Speaking of the character of Mr. Rosewater, Flush makes the same mistake that IAMMMMW made: unsympathetic characters. The difference is that in IAMMMMW, the characters could be funny - Phil Silvers' dirty-dealing character was always funny, and I still get a laugh thinking about the fist fight between the Englishman and the American he was with. So although there were no characters in IAMMMMW I definitely wanted to see get the treasure, a number of the characters still had a lovable side to them. The same can't be said for virtually all of the characters in Flush. Not only do they constantly spout off four-lettered words, they are mean, vicious, and cruel. A feeling of hostility almost seems to be pouring out of their ears. They are all so unlikable, at the end of the movie there seems to be no logic as to the fate each character gets. If the characters were rearranged to their fates, there would be no real difference. It's strange what the movie does to the two promising characters (a construction worker and a mortician), who are introduced later in the movie. Though they are not really funny, at least the actors playing them put a little life into these character, and they are not especially annoying. So what does the movie do with them? It has them written out long before the movie ends. I have to wonder if the real reason they were written out was because of budgetary concerns.
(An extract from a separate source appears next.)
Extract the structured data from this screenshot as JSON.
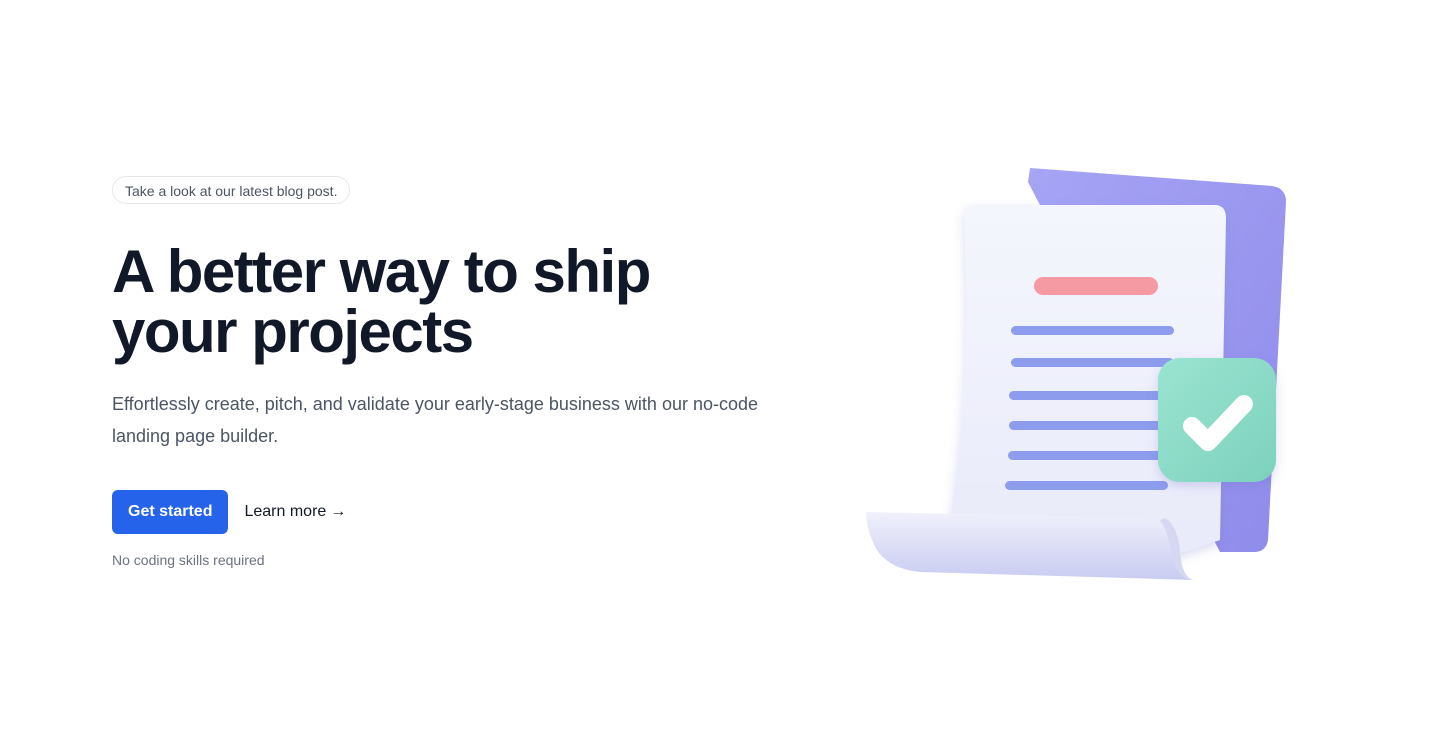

Another thing I object to the characters in the movie is that they are frequently unimaginative and offensive stereotypes. An interlude in a gay bar has a guy dressed in drag and talking as precious as Rex Reed, and the Mexicans that appear when the action goes south of the border are shown as mustache-sporting overweight dimwits or as siesta-sleeping peasants in sombreros. There is some promise with the introduction of the Bulgarian hijacker, but he is just saddled with the tiresome comic device of mangling the English language ("What is fat idea?", "In game of life, I play by myself alone", and the inevitable mention of "jacking off".) Speaking of bad humor, there are an incredible number of gags to do with excrement, many provided by one of the people in the chase driving a truck full of raw sewage. The driver of this honey wagon squirts this sewage on the windshield of a pursuing car not just once, but twice in the movie, and no part of the process is hidden from our eyes.
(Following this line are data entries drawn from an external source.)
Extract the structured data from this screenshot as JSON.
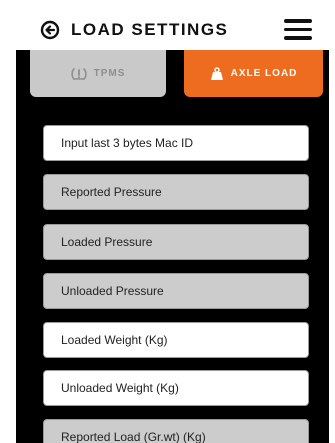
{
  "header": {
    "title": "LOAD SETTINGS",
    "back_icon": "circle-arrow-left-icon",
    "menu_icon": "hamburger-menu-icon"
  },
  "tabs": [
    {
      "label": "TPMS",
      "icon": "tire-pressure-icon",
      "active": false
    },
    {
      "label": "AXLE LOAD",
      "icon": "weight-icon",
      "active": true
    }
  ],
  "fields": [
    {
      "placeholder": "Input last 3 bytes Mac ID",
      "editable": true
    },
    {
      "placeholder": "Reported Pressure",
      "editable": false
    },
    {
      "placeholder": "Loaded Pressure",
      "editable": false
    },
    {
      "placeholder": "Unloaded Pressure",
      "editable": false
    },
    {
      "placeholder": "Loaded Weight (Kg)",
      "editable": true
    },
    {
      "placeholder": "Unloaded Weight (Kg)",
      "editable": true
    },
    {
      "placeholder": "Reported Load (Gr.wt) (Kg)",
      "editable": false
    }
  ],
  "colors": {
    "accent": "#ee6c1f",
    "panel": "#000000",
    "tab_inactive": "#c9c9c9",
    "field_readonly": "#cccccc",
    "field_editable": "#ffffff"
  }
}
Four paragraphs have gone by, and I haven't even got to describing the plot of the movie. As I've previously stated, it's a rip-off of IAMMMMW. In 1952, billionaire William Randolph Hughes (ha ha) placed several boxes around the American southwest, burying the first box with the instructions, "Each box has instructions to the next," with the promise of his lost fortune at the end. It's interesting that except for the first box (uncovered when Mr. Rosewater's septic tank - yeah, you guessed it -  blows up) and for one encased in a giant avocado (don't ask), the other boxes are in plain view by the people who have them in their businesses and have never opened them, even though they knew they belonged to Hughes. Unbelievable? Well, how about believing that the movie has the gall to copy the discovery-of-the-giant-"W" from IAMMMMW, substituting a giant "X" instead, and somehow manages to direct the discovery of the giant letter in the most inept fashion possible? How about production values that allow the antenna of the camera car to stick in very noticeably into the frame? A variety of bizarre "wipes" from one scene to another? An ending that doesn't feel finished? Though I have seen plenty of bad movies, I think I would have had a hard enough time believing all of this had I not seen the movie for myself.
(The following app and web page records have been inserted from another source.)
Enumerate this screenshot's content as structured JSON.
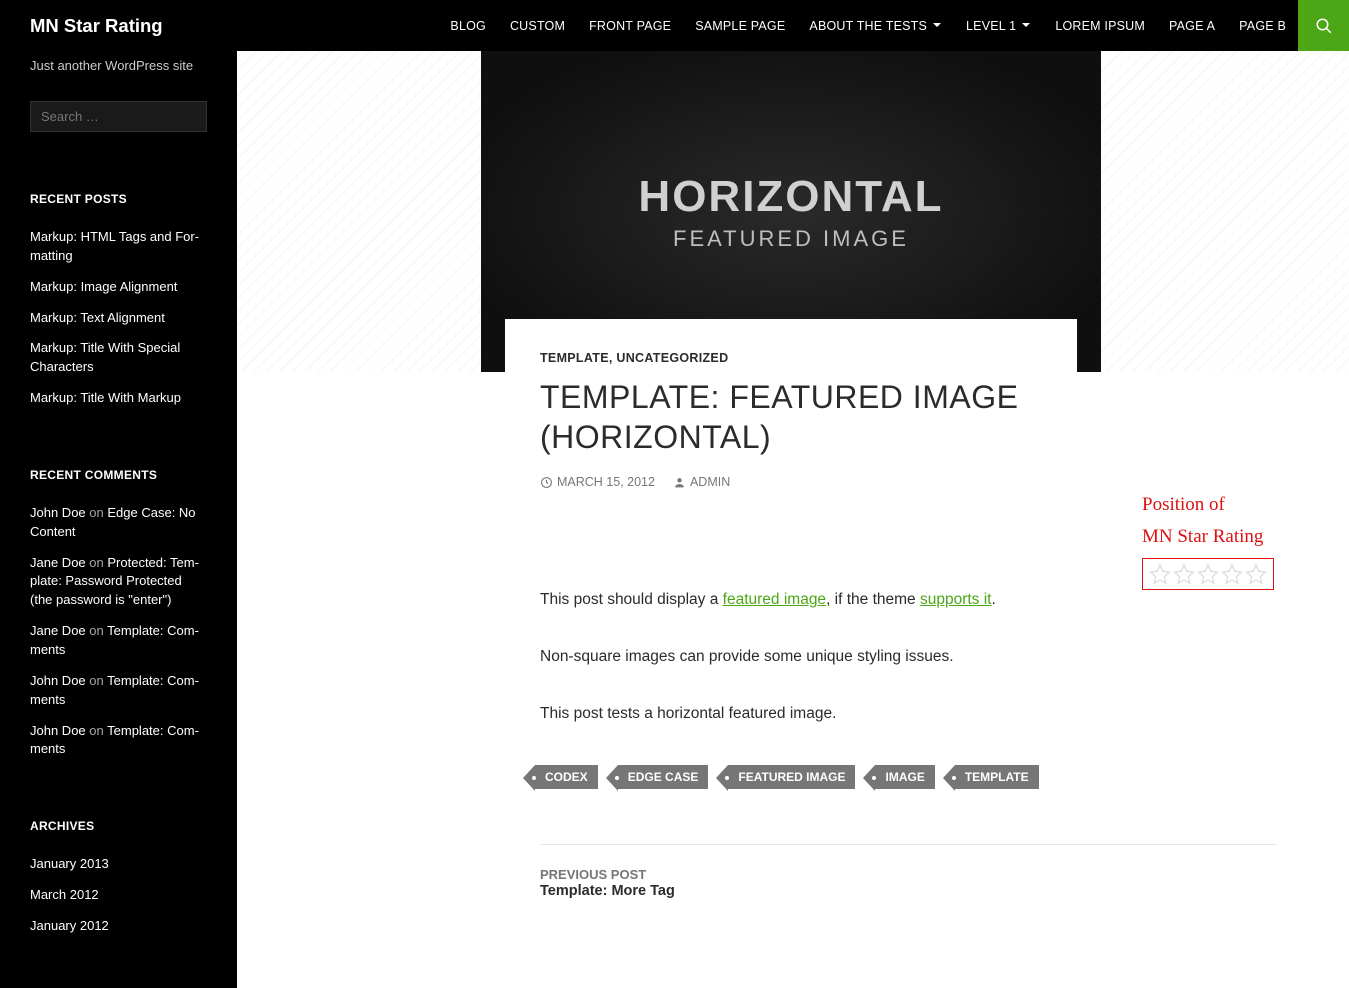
{
  "site": {
    "title": "MN Star Rating",
    "tagline": "Just another WordPress site"
  },
  "nav": {
    "items": [
      {
        "label": "BLOG",
        "has_children": false
      },
      {
        "label": "CUSTOM",
        "has_children": false
      },
      {
        "label": "FRONT PAGE",
        "has_children": false
      },
      {
        "label": "SAMPLE PAGE",
        "has_children": false
      },
      {
        "label": "ABOUT THE TESTS",
        "has_children": true
      },
      {
        "label": "LEVEL 1",
        "has_children": true
      },
      {
        "label": "LOREM IPSUM",
        "has_children": false
      },
      {
        "label": "PAGE A",
        "has_children": false
      },
      {
        "label": "PAGE B",
        "has_children": false
      }
    ]
  },
  "search": {
    "placeholder": "Search …"
  },
  "widgets": {
    "recent_posts": {
      "title": "RECENT POSTS",
      "items": [
        "Markup: HTML Tags and For­matting",
        "Markup: Image Alignment",
        "Markup: Text Alignment",
        "Markup: Title With Special Characters",
        "Markup: Title With Markup"
      ]
    },
    "recent_comments": {
      "title": "RECENT COMMENTS",
      "items": [
        {
          "author": "John Doe",
          "on": "on",
          "post": "Edge Case: No Content"
        },
        {
          "author": "Jane Doe",
          "on": "on",
          "post": "Protected: Tem­plate: Password Protected (the password is \"enter\")"
        },
        {
          "author": "Jane Doe",
          "on": "on",
          "post": "Template: Com­ments"
        },
        {
          "author": "John Doe",
          "on": "on",
          "post": "Template: Com­ments"
        },
        {
          "author": "John Doe",
          "on": "on",
          "post": "Template: Com­ments"
        }
      ]
    },
    "archives": {
      "title": "ARCHIVES",
      "items": [
        "January 2013",
        "March 2012",
        "January 2012"
      ]
    }
  },
  "hero": {
    "big": "HORIZONTAL",
    "small": "FEATURED IMAGE"
  },
  "post": {
    "categories": [
      "TEMPLATE",
      "UNCATEGORIZED"
    ],
    "cat_sep": ", ",
    "title": "TEMPLATE: FEATURED IMAGE (HORIZONTAL)",
    "date": "MARCH 15, 2012",
    "author": "ADMIN",
    "body": {
      "p1_a": "This post should display a ",
      "p1_link1": "featured image",
      "p1_b": ", if the theme ",
      "p1_link2": "supports it",
      "p1_c": ".",
      "p2": "Non-square images can provide some unique styling issues.",
      "p3": "This post tests a horizontal featured image."
    },
    "tags": [
      "CODEX",
      "EDGE CASE",
      "FEATURED IMAGE",
      "IMAGE",
      "TEMPLATE"
    ]
  },
  "annotation": {
    "line1": "Position of",
    "line2": "MN Star Rating"
  },
  "prevnext": {
    "label": "PREVIOUS POST",
    "title": "Template: More Tag"
  }
}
Check for availability on Amazon (VHS)

See also: Fire Sale, Let It Ride, Tycus